Choose one of the following prompts. Write a detailed, focused , engaged critical/analytical essay. Be very specific. Support your assertions textually. Narrow your focus to small sections or a chapter. Describe, explain, detail and connect your ideas for your reader. Show your reader these ideas in action through textual example. Hersey stated that he had decided to write about what happened not to buildings but to human beings. Hiroshima is a kind of seminal book in what is now often referred to as long form narrative non-fiction. What are the elements that have been borrowed from fiction? What is the impact on the reader with this vs. a more traditional non-fiction approach? How does Hersey arrange his chapters to create the narrative drive. Choose one chapter. Think about how that particular chapter functions in the book as a whole. How does it build on what came before it? how does it anticipate what comes after? Does it build connections between characters? Does it contribute to the readers understanding of characters? What is revealed? What is withheld? Anatomy of a scene. Choose a place/scene/situation in the book that particularly strikes you. Deconstruct it. How does Hersey create it? Look at language and syntax, imagery,metaphor, simile, arrangement, punctuation. What makes this piece work? With journalism, Hersey once said, the reader is always conscious of the person whos writing it and explaining to you whats taken place.
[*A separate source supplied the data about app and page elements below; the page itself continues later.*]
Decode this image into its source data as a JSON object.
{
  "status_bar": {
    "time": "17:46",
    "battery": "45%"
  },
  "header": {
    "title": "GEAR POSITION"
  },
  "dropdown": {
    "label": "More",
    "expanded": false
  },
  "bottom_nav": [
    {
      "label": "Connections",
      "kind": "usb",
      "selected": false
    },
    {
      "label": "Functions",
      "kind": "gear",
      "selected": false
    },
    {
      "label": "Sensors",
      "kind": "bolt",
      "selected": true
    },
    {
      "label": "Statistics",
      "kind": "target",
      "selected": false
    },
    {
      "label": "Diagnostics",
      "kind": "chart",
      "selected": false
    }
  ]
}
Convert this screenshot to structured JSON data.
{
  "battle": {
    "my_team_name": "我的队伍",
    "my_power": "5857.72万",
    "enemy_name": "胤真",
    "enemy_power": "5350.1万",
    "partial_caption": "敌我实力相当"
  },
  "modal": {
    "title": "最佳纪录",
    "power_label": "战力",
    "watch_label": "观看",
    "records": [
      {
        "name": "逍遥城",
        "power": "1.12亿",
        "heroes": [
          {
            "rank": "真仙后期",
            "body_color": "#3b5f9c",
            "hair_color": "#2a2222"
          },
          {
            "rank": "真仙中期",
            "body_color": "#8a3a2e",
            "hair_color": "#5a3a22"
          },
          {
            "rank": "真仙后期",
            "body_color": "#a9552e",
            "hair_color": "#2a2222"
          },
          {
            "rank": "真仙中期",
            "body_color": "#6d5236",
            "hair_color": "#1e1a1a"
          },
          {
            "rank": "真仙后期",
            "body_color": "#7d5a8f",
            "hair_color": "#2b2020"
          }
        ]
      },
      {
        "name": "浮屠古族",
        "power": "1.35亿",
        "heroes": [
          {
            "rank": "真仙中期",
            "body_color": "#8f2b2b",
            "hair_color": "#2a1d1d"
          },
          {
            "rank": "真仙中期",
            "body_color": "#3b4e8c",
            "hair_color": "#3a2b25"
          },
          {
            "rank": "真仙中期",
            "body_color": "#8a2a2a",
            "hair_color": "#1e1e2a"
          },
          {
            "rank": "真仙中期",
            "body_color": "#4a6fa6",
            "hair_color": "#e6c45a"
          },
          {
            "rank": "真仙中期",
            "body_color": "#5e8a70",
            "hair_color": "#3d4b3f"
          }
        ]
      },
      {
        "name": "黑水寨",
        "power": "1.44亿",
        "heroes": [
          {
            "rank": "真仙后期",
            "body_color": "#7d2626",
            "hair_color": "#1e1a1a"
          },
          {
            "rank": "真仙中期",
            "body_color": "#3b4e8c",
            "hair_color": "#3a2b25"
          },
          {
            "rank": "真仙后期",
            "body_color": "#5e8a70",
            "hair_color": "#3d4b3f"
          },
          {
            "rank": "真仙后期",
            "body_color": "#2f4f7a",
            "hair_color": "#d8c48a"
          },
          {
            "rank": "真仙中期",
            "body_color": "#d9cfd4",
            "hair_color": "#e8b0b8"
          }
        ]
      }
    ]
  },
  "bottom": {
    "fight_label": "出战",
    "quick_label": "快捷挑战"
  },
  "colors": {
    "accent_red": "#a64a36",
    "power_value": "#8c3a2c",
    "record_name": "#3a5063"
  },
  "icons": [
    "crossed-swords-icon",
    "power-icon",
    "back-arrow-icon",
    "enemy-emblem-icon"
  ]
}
He said he wanted to have the reader directly confronted by the characters, so he tried to write the piece in such a way that, as he put it, my mediation would, ideally, disappear. Do you find this to be true? If so, how does he accomplish this disappearing act? Where do you see the writer? In other words,where do you see the invisible hand that controls the narrative?